We’ve all been there–the supermarket, the train, a restaurant.   In comes someone with their dog.  Why their dog…why not yours?  It’s hard to figure out which animals are entitled to full public access and which are not.

Let’s take a look at the difference in each of these labels, and what they represent for owners and canine assistants.

A service dog is trained to perform tasks that ease the disability of his specific owner. Training typically takes 18-24 months. Interesting fact:  Because of his advanced training, a service dog is considered medical equipment and is permitted to accompany his disabled owner to places where a family pet is not permitted.

An emotional support animal (notice we said “animal”– (cats, dog, mice, rabbits, birds, snakes, rats, potbelly pigs, ferrets, etc. may qualify)belongs to a person who is disabled. A doctor has determined that the presence of the animal is necessary for the disabled person’s mental health and written a prescription stating such.  This “doctor’s note” supersedes any rules or regulations that bans pets in the home.   The animal is not subject to training, though some may be assigned.  The owner of an emotional support animal has the same rights than any other pet owner has…and little more.  The owner has the right to keep the emotional support animal in a home with a “no pets” policy and to have the animal accompany them in the cabin of a plane.

Therapy dogs are pets that have been   trained, tested, registered, and insured.  More than likely, you’ll find them visiting hospitals and nursing homes cheering up the patients and staff.  The training is chiefly behavioral and takes about 8 weeks.   The practice of registering a therapy dog is chiefly to demonstrate that the dog is insured against liability, well-behaved and, most importantly, safe around strangers.  Legally, a therapy dog is a pet, only allowed where facility managers and owners permit.  The title “therapy dog” does not insure entry to any facility.  Permission is always required.

Easy Reference to Titles

  • Service dogs work to help the owner perform tasks he/she cannot perform on his/her own because of a disability
  • Emotional support animals work to improve the health of her/his owner who is disabled
  • Therapy animals work with an owner to improve the health of others

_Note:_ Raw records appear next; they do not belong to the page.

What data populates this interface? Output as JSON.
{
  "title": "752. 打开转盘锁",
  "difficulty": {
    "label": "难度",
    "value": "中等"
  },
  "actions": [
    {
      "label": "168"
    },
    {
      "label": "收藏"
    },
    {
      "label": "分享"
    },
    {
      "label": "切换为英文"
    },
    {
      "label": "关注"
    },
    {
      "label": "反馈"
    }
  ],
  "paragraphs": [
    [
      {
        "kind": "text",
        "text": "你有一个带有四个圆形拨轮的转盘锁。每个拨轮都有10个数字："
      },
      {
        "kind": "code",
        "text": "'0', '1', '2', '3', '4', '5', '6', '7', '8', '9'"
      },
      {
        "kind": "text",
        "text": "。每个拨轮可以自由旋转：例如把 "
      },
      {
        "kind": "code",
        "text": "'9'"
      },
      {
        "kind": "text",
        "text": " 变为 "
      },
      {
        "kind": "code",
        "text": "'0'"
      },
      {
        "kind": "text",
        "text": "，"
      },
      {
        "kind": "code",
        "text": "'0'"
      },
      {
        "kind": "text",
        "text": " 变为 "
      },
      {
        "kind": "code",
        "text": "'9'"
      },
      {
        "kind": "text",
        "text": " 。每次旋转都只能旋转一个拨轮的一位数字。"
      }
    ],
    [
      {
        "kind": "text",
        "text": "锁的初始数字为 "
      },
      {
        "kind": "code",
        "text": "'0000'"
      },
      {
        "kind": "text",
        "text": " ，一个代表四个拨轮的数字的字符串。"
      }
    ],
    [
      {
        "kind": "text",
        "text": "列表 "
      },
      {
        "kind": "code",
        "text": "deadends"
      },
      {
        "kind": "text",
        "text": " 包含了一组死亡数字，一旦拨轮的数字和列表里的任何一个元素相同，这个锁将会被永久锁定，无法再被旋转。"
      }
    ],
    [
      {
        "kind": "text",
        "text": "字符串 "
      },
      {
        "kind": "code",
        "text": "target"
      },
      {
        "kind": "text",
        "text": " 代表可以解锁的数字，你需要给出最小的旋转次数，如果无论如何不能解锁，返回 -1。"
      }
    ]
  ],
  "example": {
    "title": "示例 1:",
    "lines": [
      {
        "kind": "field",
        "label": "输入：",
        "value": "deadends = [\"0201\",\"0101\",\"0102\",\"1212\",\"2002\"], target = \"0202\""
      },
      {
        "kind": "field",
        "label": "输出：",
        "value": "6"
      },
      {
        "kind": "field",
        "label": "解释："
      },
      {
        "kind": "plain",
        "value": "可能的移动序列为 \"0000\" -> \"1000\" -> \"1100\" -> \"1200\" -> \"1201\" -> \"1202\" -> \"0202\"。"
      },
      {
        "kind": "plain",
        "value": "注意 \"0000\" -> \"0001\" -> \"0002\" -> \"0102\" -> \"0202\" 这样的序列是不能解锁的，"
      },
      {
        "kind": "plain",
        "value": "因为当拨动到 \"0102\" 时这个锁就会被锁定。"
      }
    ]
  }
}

Each of these dogs fill an important role in the lives of the people around them. All should be respected and valued for those roles. Using a dog improperly is not only illegal, but can actually be detrimental to the animals and trainers who are compliant.  Please be respectful and supportive of both the humans and dogs and the work they do.